Sioux City Journal - 11/2/2017
As the growing conflict over mental health services in Woodbury County moves forward, we urge involved leaders to not lose sight of the fact individuals and families with consequential needs are caught in the middle of all the squabbling. The longer this drags on without a final solution, the more uncomfortable their positions become.
As we have observed this dispute unfold over the last several months, we have been troubled by a gnawing feeling the dialogue is driven too much by contentious relationships between decision-makers and not enough by what's best for those affected by their decisions who seek these important services. The result, we fear, is a rush to an-as-yet-uncertain outcome from which there will be no going back.
With that as a backdrop, we offer these thoughts on what, unfortunately, is a mess:
- We want and we believe constituents should want members of the Woodbury County Board of Supervisors to ask questions about how county services are delivered, including mental health services, and how county tax dollars are spent. In our minds, vigilance to identification of opportunities for improvement, whatever the issue, is something all of us should expect of elected leaders.
To these ends, we support a discussion of mental health services aimed at answering this question: Is Woodbury County providing such services in the most beneficial, cost-effective way possible?
- We believe the 3-2 vote on Oct. 3 by the Board of Supervisors to withdraw Woodbury County from Sioux Rivers Regional Mental Health and Disability Services was premature because no replacement plan exists.
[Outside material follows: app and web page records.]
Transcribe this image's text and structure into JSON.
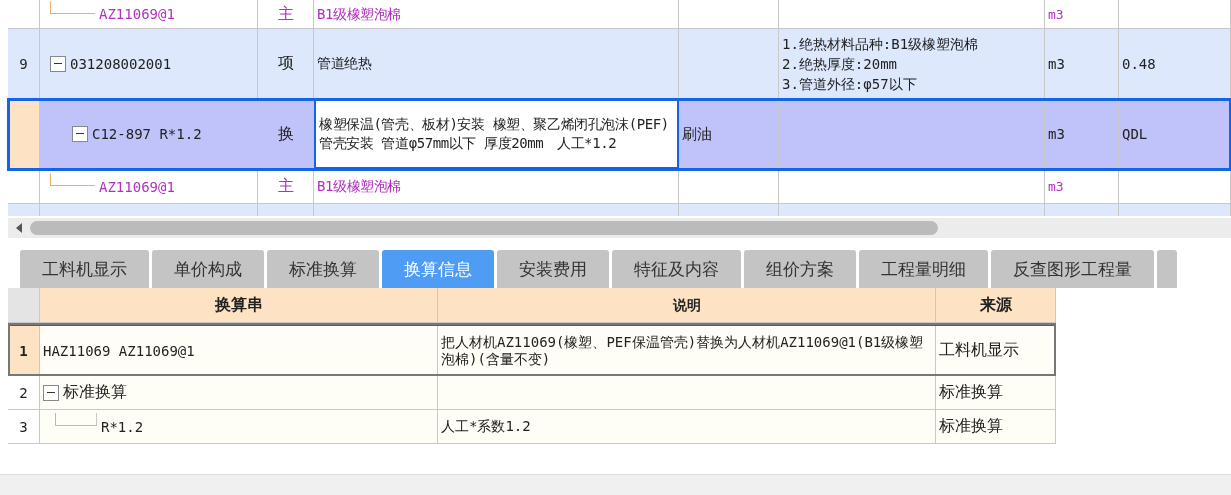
{
  "top_table": {
    "rows": [
      {
        "kind": "material",
        "row_no": "",
        "code": "AZ11069@1",
        "type": "主",
        "name": "B1级橡塑泡棉",
        "column_5": "",
        "features": [],
        "unit": "m3",
        "quantity": "",
        "selected": false
      },
      {
        "kind": "item",
        "row_no": "9",
        "code": "031208002001",
        "type": "项",
        "name": "管道绝热",
        "column_5": "",
        "features": [
          "1.绝热材料品种:B1级橡塑泡棉",
          "2.绝热厚度:20mm",
          "3.管道外径:φ57以下"
        ],
        "unit": "m3",
        "quantity": "0.48",
        "selected": false,
        "expanded": true
      },
      {
        "kind": "quota",
        "row_no": "",
        "code": "C12-897 R*1.2",
        "type": "换",
        "name": "橡塑保温(管壳、板材)安装 橡塑、聚乙烯闭孔泡沫(PEF)管壳安装 管道φ57mm以下 厚度20mm　人工*1.2",
        "column_5": "刷油",
        "features": [],
        "unit": "m3",
        "quantity": "QDL",
        "selected": true,
        "expanded": true
      },
      {
        "kind": "material",
        "row_no": "",
        "code": "AZ11069@1",
        "type": "主",
        "name": "B1级橡塑泡棉",
        "column_5": "",
        "features": [],
        "unit": "m3",
        "quantity": "",
        "selected": false
      }
    ]
  },
  "tabs": [
    {
      "label": "工料机显示",
      "selected": false
    },
    {
      "label": "单价构成",
      "selected": false
    },
    {
      "label": "标准换算",
      "selected": false
    },
    {
      "label": "换算信息",
      "selected": true
    },
    {
      "label": "安装费用",
      "selected": false
    },
    {
      "label": "特征及内容",
      "selected": false
    },
    {
      "label": "组价方案",
      "selected": false
    },
    {
      "label": "工程量明细",
      "selected": false
    },
    {
      "label": "反查图形工程量",
      "selected": false
    }
  ],
  "conversion_table": {
    "columns": [
      "换算串",
      "说明",
      "来源"
    ],
    "rows": [
      {
        "kind": "item",
        "no": "1",
        "string": "HAZ11069 AZ11069@1",
        "description": "把人材机AZ11069(橡塑、PEF保温管壳)替换为人材机AZ11069@1(B1级橡塑泡棉)(含量不变)",
        "source": "工料机显示",
        "selected": true
      },
      {
        "kind": "group",
        "no": "2",
        "string": "标准换算",
        "description": "",
        "source": "标准换算",
        "selected": false,
        "expanded": true
      },
      {
        "kind": "child",
        "no": "3",
        "string": "R*1.2",
        "description": "人工*系数1.2",
        "source": "标准换算",
        "selected": false
      }
    ]
  }
}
Woodbury County should have had a replacement plan in place and should have made a convincing case to the public for the replacement plan before voting to pull out of Sioux Rivers.
In our view, the Woodbury County board should reconsider - at least for the time being - its decision to withdraw from Sioux Rivers to allow more time for discussion of Sioux Rivers membership and, if necessary, study of alternatives.
- Having said that, Woodbury County should be allowed to withdraw from Sioux Rivers if it wishes. On Monday, the Sioux Rivers board voted 2-1 to prevent Woodbury County from withdrawal, creating the potential for legal action by Woodbury County.
On the other hand, it isn't clear to us why a majority of the Woodbury County board wants to dissolve Sioux Rivers altogether. Why is the future of Sioux Rivers a concern of Woodbury County supervisors if Woodbury County withdraws?
We suggest a compromise: If Woodbury County insists on withdrawal, today or tomorrow, the Sioux Rivers board shouldn't stand in the way. In return, Woodbury County supervisors should abandon their push for dissolving Sioux Rivers.
- Before this dispute reaches the point of no return (if it hasn't already), however, we urge those involved on all sides to put whatever happened in the past in the past, turn down the temperature of dialogue, refocus this conversation in more productive fashion and give the spirit of compromise every opportunity for success. We're not convinced that's happened to this point.
Individuals and families in need deserve nothing less.